The original ogham alphabet, consisting of 20 letters, was known as the feda. It was arranged in groups of five letters each. These groups were called aicmí (the singular is aicme). The word aicme means “family.” Each aicme is named after its first letter. The first aicme is Aicme Beithe, the second is Aicme h’Úatha, and so on. Five additional letters were later added because in the original ogham there weren’t enough letters to cover all possible spellings of some Irish words. This fifth aicme is known as the forfeda, or Aicme Koad, for the first character of the aicme.
The Book of Ballymote (Leabhar Bhaile an Mhóta in Irish Gaelic), written circa the 14th century, contains a section known as the Ogham Tract, which explains the ogham in greater detail.
A mandala can be constructed using the letters of the ogham. This mandala consists of five concentric circles upon which the letters are inscribed. This mandala is called the Feige Find. The word “feige” means “ridge pole” or “roof tree.” If you imagine yourself lying on your back and looking up at the ceiling of an ancient Celtic roundhouse, you may get an idea of the origin of this name. You may also see it as lying at the base of a tree and looking up at the branches. Each letter on the Feige Find represents a branch, and each branch represents a tree of the ogham. So in a way, the Feige Find is a “tree of trees.”
The Tree of Life, or the World Tree, is a concept shared in the mythologies of many cultures. The Tree of Life is found in the Bible, in many Native American mythologies, in Hinduism, in the Kabala, in Buddhism, in Norse mythology, in Celtic mythology, and in many other cultures worldwide.
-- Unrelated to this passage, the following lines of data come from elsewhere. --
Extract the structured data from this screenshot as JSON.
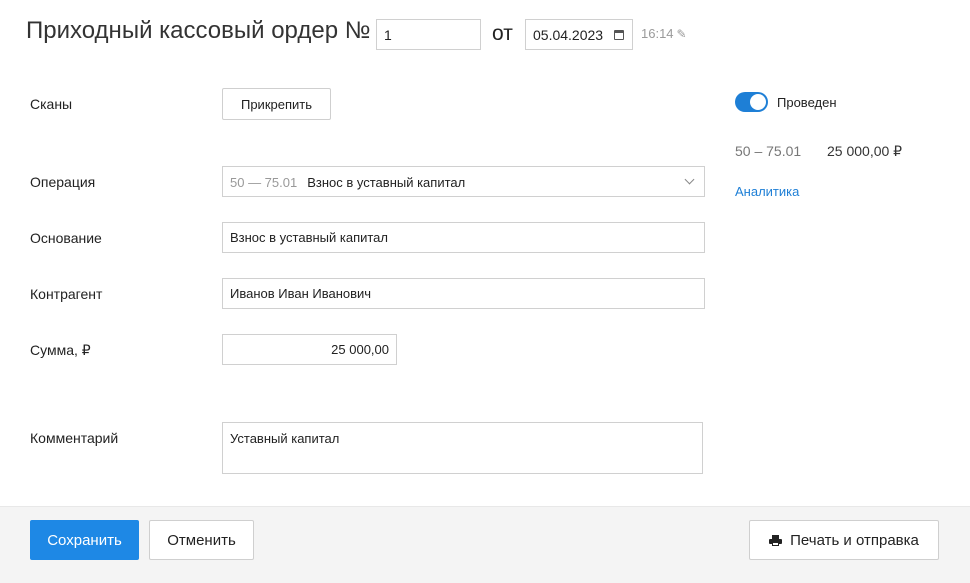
{
  "header": {
    "title": "Приходный кассовый ордер №",
    "number_value": "1",
    "ot_label": "от",
    "date_value": "05.04.2023",
    "time": "16:14"
  },
  "form": {
    "scans_label": "Сканы",
    "attach_button": "Прикрепить",
    "operation_label": "Операция",
    "operation_code": "50 — 75.01",
    "operation_value": "Взнос в уставный капитал",
    "basis_label": "Основание",
    "basis_value": "Взнос в уставный капитал",
    "counterparty_label": "Контрагент",
    "counterparty_value": "Иванов Иван Иванович",
    "sum_label": "Сумма, ₽",
    "sum_value": "25 000,00",
    "comment_label": "Комментарий",
    "comment_value": "Уставный капитал"
  },
  "side": {
    "posted_label": "Проведен",
    "posted": true,
    "entry_code": "50 – 75.01",
    "entry_amount": "25 000,00 ₽",
    "analytics_link": "Аналитика"
  },
  "footer": {
    "save_button": "Сохранить",
    "cancel_button": "Отменить",
    "print_button": "Печать и отправка"
  },
  "colors": {
    "accent": "#1e88e5",
    "link": "#1e7fd6"
  }
}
The Irish called the Tree of Life the crann bethadh (pronounced “KRAWN BA-huh”).
The general idea of the World Tree, or Tree of Life, is that it is a giant tree at the center of the Earth. It is the axis upon which the world turns. It also unites the three realms of the Chthonic (The Underworld), Middle Earth (where humans and animals dwell), and the Heavens. The roots of the World Tree go deep into the underground, and its branches reach high into the heavens. So the World Tree is present in all three realms at once. As such it is a symbol of shamanism and vision questing.
The World Tree, or the Tree of Life, is also seen as the source of all life energy. It is the origin of the nwyfre, the life force which radiates from its branches and roots, giving life to all creatures. Since it is the source of all life, it is a “tree of trees” as well, providing the life energy for all the other trees of the world. These trees in turn provide food, shelter and habitat for all other living creatures.
The Feige Find is a graphic representation of the concept of the Tree of Life. It contains the five aicmi of five letters of the ogham, in five circles. Each of the letters of the ogham also represents a plant. Thirteen of the letters represent the moons of the Druid year. The circles of the Feige Find can also be interpreted as the path of the stars as they make their nightly and yearly circuits across the sky.
The layout of the Feige Find incorporates the number five throughout. There are five circles, and five groups of five letters. The fivefold nature of the Feige Find can represent the Five Kingdoms of ancient Ireland, or the five phases of life (infancy, adolescence, adulthood, middle age, and old age), or the five elements of earth, air, fire, water and void (quintessence), or the five directions (north, south, east, west and center), or the five types of knowledge (Knowledge of Nature, Knowledge of Mind, Knowledge of Spirit, Knowledge of Magic, Knowledge of Being), or any number of other fivefold interpretations. Bards-in-training in the Order of the Druid also learn five types of breath control to aid them in seeking inspiration and in properly modulating their voices for the recitation of poetry and prose.
All of these fives and their meanings are incorporated into Fionn’s Window. There is a wealth of symbolic meaning to be gleaned from meditating on this mandala, and there are no right or wrong answers as to the meanings each individual takes away from it. As long as the answers you find when contemplating the Feige Find have meaning to you, its purpose has been served.